## What to work on
Copy each line in the data below that contains the word "family".
◇ ◇ ◇ ◇ ◇
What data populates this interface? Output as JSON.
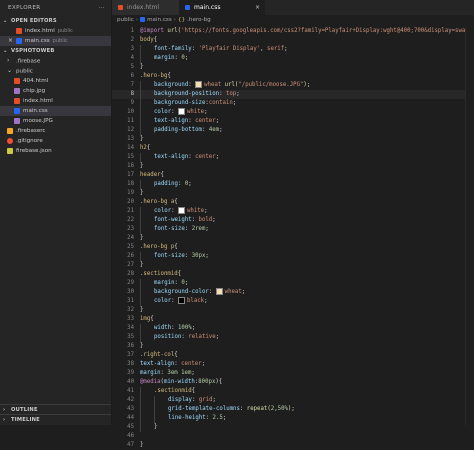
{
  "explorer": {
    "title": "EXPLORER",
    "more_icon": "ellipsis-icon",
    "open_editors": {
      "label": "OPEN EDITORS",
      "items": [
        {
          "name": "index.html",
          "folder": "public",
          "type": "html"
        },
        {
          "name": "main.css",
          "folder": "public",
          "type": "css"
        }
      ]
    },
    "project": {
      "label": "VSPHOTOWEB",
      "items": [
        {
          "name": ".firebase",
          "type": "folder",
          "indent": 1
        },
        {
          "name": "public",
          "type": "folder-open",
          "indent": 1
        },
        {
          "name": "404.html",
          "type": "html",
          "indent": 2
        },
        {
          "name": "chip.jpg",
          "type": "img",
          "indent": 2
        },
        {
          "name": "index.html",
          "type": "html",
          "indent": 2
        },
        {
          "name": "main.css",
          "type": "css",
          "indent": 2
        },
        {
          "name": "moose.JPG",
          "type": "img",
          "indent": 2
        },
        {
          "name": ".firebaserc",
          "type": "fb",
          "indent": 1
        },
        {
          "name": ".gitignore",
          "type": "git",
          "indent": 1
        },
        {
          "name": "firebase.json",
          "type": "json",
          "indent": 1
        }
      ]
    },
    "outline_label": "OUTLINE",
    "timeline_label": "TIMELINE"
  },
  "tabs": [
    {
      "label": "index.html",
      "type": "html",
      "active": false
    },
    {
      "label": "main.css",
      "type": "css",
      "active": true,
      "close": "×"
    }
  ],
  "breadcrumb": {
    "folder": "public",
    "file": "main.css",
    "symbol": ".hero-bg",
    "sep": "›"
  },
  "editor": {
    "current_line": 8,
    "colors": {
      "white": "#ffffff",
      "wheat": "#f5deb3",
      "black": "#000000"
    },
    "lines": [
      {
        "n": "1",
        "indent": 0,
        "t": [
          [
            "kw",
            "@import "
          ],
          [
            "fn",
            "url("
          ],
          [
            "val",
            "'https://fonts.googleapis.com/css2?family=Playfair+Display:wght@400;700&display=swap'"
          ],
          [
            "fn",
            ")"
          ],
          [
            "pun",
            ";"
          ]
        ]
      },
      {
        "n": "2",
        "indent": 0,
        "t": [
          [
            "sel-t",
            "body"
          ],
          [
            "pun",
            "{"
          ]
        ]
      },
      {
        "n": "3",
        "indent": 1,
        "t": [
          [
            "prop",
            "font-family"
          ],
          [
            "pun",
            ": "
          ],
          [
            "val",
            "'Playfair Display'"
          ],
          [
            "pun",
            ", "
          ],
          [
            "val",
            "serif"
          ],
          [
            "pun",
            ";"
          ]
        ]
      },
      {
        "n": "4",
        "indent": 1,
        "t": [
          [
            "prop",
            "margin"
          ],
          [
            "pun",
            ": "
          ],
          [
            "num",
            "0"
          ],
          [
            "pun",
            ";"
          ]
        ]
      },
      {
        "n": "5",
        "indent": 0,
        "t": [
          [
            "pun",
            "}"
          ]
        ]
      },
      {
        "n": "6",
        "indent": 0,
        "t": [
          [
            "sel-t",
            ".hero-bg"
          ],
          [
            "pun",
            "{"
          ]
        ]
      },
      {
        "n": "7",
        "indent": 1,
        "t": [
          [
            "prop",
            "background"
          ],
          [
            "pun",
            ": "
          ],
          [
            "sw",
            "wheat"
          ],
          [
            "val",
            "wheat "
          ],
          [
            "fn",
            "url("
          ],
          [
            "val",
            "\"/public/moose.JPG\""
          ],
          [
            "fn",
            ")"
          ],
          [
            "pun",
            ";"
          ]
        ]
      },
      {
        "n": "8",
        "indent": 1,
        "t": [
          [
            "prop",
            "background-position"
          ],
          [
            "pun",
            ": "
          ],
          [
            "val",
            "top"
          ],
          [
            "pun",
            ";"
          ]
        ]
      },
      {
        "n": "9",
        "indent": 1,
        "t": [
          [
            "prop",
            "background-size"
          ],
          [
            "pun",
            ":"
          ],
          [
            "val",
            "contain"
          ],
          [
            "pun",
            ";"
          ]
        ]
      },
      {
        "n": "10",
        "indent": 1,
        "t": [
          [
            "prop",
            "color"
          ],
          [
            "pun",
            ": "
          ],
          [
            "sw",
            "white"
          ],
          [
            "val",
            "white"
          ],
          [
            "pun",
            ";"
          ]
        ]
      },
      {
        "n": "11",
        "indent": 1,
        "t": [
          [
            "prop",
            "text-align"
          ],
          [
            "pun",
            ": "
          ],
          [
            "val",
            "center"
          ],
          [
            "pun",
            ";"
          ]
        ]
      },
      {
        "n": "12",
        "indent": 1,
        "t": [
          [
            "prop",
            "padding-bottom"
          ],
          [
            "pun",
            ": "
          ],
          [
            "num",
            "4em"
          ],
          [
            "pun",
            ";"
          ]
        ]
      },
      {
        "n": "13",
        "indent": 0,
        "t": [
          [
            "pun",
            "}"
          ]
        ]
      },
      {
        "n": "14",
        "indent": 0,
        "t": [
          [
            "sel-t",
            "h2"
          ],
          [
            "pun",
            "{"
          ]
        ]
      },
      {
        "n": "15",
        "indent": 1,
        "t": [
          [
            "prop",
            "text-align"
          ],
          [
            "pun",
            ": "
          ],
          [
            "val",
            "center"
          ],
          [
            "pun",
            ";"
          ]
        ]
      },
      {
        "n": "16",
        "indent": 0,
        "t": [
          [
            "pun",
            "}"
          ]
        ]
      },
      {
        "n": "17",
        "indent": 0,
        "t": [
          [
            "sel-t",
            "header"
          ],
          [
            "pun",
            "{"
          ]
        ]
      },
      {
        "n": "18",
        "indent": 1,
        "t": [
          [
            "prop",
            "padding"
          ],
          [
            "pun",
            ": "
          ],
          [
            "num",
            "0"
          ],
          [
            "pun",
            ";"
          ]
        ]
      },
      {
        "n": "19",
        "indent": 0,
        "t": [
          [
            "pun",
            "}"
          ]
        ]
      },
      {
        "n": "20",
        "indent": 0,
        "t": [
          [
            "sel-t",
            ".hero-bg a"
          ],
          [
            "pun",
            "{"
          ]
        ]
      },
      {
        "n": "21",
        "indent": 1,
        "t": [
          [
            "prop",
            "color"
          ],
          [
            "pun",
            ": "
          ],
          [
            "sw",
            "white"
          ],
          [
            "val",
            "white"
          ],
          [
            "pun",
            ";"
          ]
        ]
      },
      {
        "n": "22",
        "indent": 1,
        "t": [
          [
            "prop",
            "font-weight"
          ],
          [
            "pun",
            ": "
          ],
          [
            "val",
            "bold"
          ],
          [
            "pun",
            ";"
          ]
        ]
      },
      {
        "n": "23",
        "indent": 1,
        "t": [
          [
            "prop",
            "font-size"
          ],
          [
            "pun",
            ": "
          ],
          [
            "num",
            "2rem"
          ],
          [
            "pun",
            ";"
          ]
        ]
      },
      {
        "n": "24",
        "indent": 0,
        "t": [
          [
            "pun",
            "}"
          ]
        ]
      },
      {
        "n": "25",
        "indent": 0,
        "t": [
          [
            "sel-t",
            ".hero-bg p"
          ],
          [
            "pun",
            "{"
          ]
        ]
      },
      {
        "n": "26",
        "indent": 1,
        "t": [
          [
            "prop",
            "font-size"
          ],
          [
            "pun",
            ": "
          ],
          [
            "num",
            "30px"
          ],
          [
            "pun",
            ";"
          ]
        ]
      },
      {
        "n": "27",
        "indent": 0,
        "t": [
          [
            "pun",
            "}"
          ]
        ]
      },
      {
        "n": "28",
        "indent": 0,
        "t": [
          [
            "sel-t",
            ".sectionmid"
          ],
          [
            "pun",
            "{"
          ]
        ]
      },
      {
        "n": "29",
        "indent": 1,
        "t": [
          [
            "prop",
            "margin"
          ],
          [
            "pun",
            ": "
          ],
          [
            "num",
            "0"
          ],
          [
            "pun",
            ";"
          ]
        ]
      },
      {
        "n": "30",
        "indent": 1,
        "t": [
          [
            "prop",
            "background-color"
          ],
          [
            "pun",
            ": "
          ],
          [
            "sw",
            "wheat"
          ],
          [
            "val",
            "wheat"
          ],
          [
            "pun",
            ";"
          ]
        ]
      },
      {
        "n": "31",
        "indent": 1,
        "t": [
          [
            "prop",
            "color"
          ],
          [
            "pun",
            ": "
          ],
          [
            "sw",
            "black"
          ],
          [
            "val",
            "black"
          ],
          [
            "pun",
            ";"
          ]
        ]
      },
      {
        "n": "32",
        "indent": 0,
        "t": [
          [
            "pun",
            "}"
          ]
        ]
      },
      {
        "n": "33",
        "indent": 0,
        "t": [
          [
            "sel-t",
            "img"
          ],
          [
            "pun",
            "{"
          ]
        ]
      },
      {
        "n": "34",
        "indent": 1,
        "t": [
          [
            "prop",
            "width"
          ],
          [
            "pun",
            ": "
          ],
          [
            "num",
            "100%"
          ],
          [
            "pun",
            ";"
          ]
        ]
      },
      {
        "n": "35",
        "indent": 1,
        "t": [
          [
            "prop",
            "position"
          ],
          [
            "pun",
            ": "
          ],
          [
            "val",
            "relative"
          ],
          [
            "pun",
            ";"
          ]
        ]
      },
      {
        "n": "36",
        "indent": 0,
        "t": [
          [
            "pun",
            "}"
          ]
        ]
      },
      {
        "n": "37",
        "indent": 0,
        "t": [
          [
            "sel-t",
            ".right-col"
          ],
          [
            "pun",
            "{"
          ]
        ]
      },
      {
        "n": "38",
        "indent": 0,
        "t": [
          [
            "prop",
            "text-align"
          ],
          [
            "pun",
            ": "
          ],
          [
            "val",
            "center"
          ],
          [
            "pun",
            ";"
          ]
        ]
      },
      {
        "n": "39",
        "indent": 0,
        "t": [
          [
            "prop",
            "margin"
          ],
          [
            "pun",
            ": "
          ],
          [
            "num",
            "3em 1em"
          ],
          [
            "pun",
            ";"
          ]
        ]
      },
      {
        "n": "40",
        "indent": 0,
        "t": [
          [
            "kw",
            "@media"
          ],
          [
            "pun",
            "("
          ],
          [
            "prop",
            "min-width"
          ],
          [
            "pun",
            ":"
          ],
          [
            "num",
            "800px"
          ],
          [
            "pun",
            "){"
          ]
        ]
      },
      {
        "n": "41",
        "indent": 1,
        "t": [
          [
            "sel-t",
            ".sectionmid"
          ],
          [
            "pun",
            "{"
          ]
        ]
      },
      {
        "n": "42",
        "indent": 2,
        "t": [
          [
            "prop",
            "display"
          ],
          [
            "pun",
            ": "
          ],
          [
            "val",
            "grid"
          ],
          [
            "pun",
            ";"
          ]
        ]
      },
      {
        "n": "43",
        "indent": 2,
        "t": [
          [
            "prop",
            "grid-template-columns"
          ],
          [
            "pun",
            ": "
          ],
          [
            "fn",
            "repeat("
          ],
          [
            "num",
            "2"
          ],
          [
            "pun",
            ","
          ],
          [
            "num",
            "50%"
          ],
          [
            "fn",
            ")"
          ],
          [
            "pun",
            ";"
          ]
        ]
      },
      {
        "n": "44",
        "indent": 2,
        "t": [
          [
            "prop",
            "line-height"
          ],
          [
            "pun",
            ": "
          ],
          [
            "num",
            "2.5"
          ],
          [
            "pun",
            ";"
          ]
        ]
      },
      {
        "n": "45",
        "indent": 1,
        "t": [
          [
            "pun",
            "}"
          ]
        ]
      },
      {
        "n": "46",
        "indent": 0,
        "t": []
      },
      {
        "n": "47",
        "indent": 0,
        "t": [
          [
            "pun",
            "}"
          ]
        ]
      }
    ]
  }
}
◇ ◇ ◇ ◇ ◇
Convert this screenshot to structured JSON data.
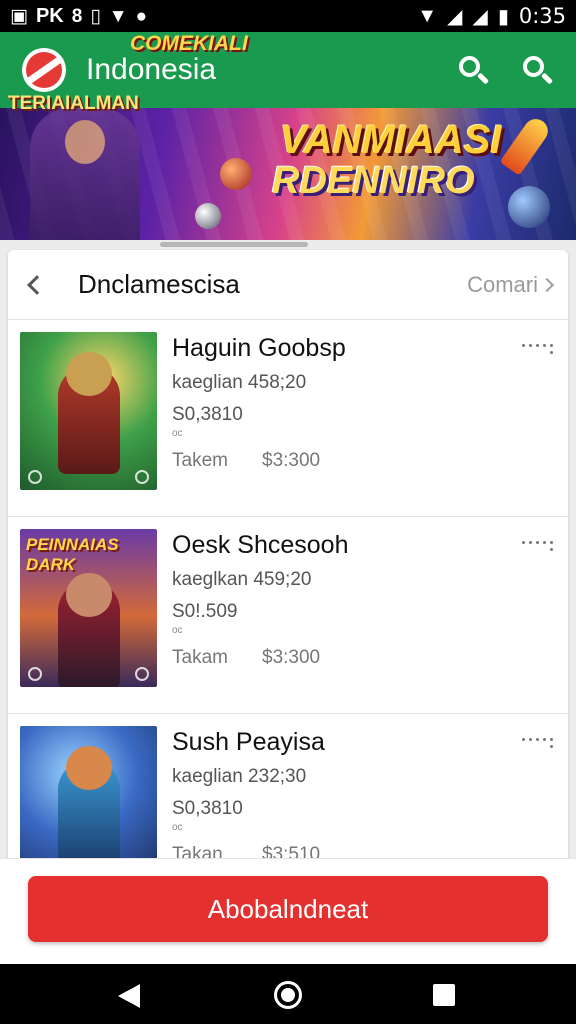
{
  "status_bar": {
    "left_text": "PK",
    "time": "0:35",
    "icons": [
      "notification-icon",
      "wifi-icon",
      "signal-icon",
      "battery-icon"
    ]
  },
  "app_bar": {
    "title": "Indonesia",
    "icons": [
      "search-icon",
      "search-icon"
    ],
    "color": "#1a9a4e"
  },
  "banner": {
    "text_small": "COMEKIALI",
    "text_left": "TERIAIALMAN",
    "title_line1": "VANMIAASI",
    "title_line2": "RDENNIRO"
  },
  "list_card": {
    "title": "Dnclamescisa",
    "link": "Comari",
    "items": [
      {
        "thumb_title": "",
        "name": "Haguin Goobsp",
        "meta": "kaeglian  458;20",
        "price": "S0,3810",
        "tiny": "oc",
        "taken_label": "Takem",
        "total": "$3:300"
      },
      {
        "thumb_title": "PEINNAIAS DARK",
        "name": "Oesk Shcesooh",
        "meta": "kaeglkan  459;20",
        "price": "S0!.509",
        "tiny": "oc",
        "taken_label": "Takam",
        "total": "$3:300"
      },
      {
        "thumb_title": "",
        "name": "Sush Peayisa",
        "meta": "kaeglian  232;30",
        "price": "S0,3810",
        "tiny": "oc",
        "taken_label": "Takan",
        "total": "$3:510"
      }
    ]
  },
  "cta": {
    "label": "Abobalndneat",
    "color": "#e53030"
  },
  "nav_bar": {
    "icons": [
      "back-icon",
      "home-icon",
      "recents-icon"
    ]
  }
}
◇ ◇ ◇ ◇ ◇
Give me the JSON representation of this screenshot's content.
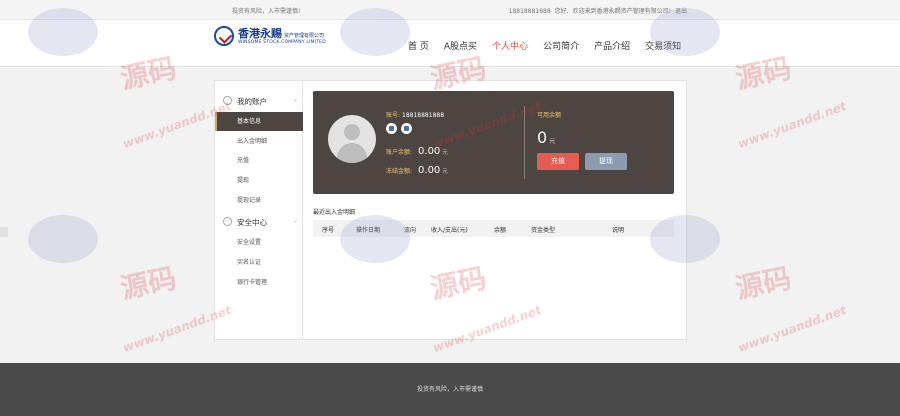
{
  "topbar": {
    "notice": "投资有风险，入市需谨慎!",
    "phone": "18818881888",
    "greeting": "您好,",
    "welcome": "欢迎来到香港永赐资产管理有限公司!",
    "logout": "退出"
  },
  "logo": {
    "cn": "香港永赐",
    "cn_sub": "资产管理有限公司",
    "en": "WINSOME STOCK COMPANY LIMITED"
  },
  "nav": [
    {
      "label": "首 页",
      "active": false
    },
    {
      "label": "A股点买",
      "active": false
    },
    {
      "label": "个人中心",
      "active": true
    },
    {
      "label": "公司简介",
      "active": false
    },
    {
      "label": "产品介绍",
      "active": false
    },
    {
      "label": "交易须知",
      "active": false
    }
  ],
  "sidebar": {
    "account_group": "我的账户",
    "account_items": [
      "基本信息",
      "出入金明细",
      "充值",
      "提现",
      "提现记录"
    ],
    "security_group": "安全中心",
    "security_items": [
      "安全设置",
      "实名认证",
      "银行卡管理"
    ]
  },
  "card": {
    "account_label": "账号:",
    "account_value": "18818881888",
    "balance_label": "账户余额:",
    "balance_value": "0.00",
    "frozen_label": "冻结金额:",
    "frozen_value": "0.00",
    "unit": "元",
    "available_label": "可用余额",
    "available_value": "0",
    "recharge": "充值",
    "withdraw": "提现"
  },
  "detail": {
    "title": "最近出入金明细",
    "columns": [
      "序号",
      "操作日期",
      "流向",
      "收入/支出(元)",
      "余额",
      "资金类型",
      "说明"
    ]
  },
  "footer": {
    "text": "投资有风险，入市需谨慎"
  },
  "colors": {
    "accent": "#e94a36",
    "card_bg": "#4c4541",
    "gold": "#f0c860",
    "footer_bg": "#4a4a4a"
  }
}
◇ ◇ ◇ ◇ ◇
## Response to this exercise
            "'https://fonts.googleapis.com/css2?family=Playfair+Display:wght@400;700&display=swap'"
            "font-family"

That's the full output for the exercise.